God will surely visit you, and ye shall carry up my bones from hence.
And Moses took the bones of Joseph with him: ....Genesis 50:25, Exodus 13:19
The fossils recovered and cataloged each year range in size from large femora to tiny teeth. Except for small unidentified bone fragments and short tendons, each is assigned an HRS field number which becomes its permanent identification.
The 2000 was the first year that the GPS (Global Positioning System) equipment was utilized to record the location of the fossils.
The 2001 season was the first year that pre-printed numbered Field Labels were used with a more precise control of the field numbers used. The number on the Field Label becomes the permanent identification number for the specimen. The Field Labels are allocated in packs of 100 to the various quarries during the course of the excavation season and a careful record made of numbers assigned to track the fossils in the quarry, as they are removed from the quarry, as they are packed for transport, as they are prepared, and ultimately curated in the collection.
Typically a few issued Field Labels are unused, but several additional numbers are utilized in the course of the bone restoration as small items are discovered as the larger bones are removed from the field jackets.
Quarries with 1 or 2 bones are years the quarry was not worked, but a specimen or two were recovered after being exposed by erosion.
1 & 2
The numbers for the 2001 season and subsequent years are determined from the actual Field Labels assigned. Prior to that season, the numbers are taken from the bone catalog.
The total number of specimens recovered is not necessarily the best measure of the success of an excavation season. Large or fragile or rare bones typically take much longer to excavate carefully than small bones, teeth, tendons, and bone fragments.
Also the lower threshold for size of tendons and bone fragments to be recorded and recovered has tended to increase as the research has progressed from year to year which reduces the actual counts of cataloged specimens.

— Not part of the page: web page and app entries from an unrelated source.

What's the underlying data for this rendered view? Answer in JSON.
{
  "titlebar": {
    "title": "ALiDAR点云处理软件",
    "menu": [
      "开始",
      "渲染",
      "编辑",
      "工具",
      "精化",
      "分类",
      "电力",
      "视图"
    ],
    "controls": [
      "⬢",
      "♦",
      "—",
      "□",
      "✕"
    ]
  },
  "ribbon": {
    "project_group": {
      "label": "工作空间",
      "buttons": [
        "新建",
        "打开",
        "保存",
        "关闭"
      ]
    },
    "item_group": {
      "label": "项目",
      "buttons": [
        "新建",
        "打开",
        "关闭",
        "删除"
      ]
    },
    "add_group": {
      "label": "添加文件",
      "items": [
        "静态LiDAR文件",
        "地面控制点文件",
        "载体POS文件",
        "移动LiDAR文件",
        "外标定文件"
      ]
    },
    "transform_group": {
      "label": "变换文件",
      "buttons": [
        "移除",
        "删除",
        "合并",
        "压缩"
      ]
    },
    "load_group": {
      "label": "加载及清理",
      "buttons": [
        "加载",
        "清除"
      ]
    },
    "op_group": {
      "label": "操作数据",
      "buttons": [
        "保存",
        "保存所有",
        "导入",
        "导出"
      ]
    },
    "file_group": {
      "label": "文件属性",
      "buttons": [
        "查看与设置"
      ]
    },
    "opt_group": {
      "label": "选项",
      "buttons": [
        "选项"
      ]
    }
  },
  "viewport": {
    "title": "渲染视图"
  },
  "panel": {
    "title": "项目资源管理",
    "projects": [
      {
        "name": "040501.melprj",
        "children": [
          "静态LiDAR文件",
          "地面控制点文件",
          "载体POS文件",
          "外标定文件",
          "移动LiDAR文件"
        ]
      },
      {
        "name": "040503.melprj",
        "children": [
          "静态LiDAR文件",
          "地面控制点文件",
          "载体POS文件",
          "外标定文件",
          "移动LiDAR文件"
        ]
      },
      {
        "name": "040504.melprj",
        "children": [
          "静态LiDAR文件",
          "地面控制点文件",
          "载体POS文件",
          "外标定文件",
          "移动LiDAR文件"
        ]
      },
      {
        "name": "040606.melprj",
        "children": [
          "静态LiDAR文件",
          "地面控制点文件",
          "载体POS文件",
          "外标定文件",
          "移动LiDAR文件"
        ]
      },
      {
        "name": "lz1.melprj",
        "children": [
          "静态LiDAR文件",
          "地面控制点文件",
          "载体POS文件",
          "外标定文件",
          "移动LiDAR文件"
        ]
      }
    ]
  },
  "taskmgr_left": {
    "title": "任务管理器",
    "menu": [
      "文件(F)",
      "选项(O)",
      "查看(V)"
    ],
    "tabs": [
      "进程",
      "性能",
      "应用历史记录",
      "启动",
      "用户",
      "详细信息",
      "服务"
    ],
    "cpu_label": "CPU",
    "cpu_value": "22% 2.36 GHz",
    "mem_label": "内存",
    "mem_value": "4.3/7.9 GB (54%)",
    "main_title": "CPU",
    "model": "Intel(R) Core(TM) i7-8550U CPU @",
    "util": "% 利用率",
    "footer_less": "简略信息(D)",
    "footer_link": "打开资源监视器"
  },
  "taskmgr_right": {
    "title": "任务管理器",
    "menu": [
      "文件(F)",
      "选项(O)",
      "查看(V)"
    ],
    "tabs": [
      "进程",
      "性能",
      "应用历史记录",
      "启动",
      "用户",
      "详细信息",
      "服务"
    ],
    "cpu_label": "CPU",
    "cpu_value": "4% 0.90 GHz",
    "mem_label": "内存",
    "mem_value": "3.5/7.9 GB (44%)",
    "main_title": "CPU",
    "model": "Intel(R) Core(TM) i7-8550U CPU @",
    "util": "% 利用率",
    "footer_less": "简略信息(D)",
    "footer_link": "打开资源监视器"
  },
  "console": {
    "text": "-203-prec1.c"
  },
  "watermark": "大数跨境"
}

A better measure might be the total weight of specimens recovered, but this information is not determined or recorded.